▶ **WORK REQUIRED**
If a line in the entries below includes the string "JSON", copy it out.

--

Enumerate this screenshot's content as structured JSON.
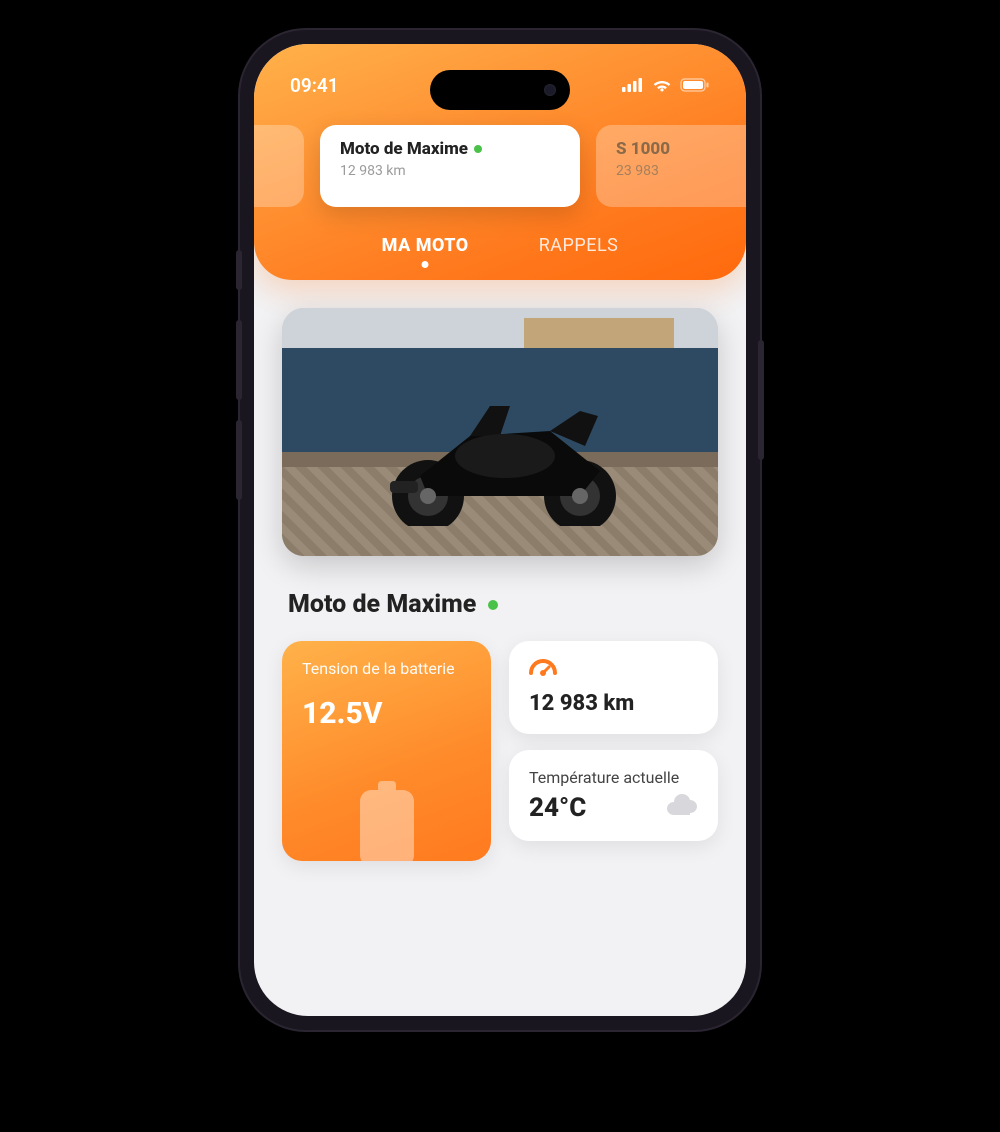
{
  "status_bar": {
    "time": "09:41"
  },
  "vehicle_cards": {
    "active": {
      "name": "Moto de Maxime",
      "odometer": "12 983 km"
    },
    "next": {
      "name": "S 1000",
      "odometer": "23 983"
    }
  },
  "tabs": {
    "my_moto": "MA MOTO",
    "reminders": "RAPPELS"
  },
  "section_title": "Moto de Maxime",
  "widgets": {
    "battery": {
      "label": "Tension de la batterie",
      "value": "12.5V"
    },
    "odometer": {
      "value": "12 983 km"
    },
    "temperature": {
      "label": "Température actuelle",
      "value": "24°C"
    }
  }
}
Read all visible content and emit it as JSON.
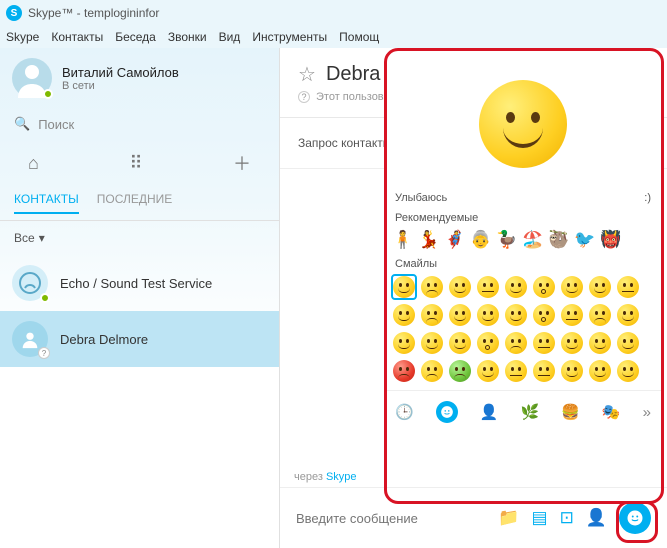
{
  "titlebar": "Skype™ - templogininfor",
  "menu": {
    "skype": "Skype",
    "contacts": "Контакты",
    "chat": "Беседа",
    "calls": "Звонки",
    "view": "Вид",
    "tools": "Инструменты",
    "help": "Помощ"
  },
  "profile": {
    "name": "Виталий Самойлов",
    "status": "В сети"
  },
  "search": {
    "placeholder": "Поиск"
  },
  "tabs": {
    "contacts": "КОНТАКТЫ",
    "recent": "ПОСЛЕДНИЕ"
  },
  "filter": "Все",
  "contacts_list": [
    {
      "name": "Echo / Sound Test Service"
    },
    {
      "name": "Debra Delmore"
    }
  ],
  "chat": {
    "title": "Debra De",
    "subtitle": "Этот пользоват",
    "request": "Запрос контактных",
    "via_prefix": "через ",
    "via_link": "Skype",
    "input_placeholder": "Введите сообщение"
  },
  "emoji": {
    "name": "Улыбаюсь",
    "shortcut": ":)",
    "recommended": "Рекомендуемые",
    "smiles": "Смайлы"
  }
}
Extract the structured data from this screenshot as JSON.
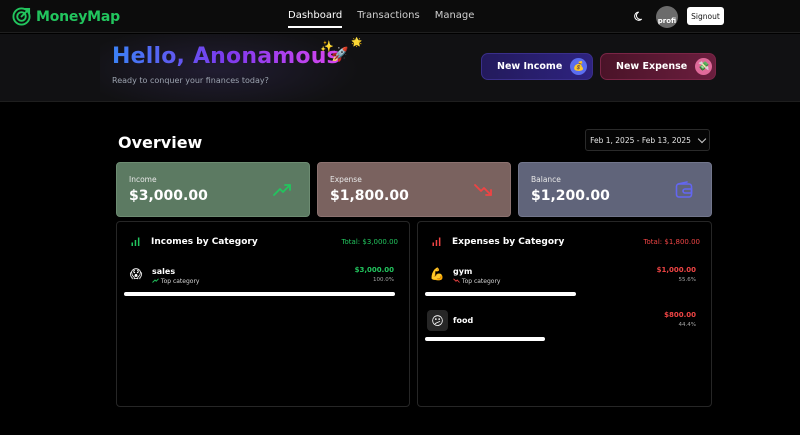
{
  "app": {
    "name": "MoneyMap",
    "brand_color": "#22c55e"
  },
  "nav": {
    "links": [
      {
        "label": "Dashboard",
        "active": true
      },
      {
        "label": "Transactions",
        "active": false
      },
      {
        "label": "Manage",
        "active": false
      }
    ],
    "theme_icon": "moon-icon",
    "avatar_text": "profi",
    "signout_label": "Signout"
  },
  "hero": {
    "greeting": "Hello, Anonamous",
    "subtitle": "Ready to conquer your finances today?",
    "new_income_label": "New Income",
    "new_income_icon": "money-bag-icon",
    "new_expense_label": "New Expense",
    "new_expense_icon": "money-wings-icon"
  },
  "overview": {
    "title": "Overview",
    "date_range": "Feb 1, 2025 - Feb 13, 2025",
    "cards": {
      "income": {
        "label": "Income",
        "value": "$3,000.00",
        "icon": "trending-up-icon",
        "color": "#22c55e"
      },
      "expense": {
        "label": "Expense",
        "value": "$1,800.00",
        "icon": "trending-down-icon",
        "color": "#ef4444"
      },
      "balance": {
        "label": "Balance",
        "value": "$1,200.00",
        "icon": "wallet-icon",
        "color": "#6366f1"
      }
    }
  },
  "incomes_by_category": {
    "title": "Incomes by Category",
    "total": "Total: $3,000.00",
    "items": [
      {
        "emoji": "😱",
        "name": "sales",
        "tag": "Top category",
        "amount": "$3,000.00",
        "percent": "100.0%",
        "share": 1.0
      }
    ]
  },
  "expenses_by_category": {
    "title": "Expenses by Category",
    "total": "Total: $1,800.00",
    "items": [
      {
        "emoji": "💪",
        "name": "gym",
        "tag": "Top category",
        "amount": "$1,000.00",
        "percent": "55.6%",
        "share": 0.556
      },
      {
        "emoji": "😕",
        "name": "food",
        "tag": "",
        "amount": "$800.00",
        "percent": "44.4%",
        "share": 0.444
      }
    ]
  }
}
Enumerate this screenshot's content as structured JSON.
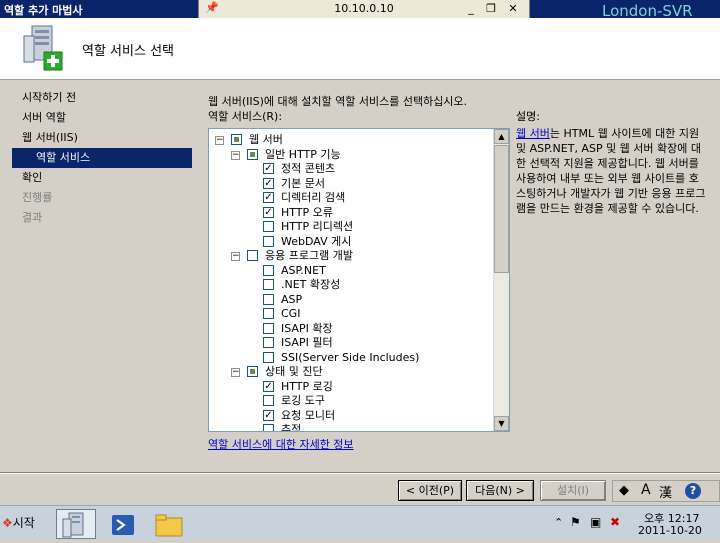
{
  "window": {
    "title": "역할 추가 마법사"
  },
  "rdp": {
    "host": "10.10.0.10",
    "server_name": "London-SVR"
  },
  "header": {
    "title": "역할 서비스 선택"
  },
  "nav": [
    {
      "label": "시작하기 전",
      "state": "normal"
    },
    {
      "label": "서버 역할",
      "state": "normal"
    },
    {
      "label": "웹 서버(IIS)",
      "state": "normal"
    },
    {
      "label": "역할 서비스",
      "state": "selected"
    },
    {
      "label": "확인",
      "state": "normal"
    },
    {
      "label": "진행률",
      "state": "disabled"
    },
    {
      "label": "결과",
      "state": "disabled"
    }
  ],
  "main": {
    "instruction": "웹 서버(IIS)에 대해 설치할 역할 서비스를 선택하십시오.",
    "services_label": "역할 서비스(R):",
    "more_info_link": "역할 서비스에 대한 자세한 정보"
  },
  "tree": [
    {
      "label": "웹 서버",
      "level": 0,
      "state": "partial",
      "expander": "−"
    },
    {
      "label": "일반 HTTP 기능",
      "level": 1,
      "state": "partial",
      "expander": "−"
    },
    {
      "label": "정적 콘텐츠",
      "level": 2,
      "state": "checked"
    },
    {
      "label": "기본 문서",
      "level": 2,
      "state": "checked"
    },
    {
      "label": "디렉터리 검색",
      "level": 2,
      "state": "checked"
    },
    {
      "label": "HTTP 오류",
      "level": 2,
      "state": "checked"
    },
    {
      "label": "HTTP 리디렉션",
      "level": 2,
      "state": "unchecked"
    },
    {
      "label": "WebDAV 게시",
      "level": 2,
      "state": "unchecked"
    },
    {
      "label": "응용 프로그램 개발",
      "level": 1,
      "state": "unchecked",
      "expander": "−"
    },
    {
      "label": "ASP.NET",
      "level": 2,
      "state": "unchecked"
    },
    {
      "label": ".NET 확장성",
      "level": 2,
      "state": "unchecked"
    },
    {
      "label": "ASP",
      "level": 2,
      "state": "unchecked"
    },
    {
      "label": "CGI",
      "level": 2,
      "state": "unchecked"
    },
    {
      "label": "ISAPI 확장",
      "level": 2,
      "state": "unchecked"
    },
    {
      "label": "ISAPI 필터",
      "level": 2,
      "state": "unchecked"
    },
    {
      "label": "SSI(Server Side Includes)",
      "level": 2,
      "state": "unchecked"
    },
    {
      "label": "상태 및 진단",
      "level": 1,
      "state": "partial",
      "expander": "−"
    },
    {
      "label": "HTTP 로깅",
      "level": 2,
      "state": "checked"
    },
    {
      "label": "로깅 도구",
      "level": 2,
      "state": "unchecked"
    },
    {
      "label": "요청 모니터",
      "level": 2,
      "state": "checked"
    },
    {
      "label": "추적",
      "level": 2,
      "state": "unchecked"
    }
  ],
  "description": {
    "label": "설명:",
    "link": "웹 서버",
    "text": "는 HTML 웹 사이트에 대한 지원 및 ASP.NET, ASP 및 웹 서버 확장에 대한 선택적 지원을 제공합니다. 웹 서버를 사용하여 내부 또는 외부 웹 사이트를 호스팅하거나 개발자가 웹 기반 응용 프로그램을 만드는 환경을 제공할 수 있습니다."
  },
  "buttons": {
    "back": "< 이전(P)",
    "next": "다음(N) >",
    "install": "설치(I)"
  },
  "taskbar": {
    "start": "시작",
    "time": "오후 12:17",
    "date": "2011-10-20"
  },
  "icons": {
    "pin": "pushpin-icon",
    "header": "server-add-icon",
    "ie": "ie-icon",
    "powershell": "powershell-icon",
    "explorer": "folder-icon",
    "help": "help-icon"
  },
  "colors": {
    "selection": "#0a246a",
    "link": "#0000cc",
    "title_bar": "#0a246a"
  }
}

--

▶ **TASK RESULT**
Enumerate this screenshot's content as structured JSON.
Read all visible content and emit it as JSON.
Extract the structured data from this screenshot as JSON.
Enumerate this screenshot's content as structured JSON.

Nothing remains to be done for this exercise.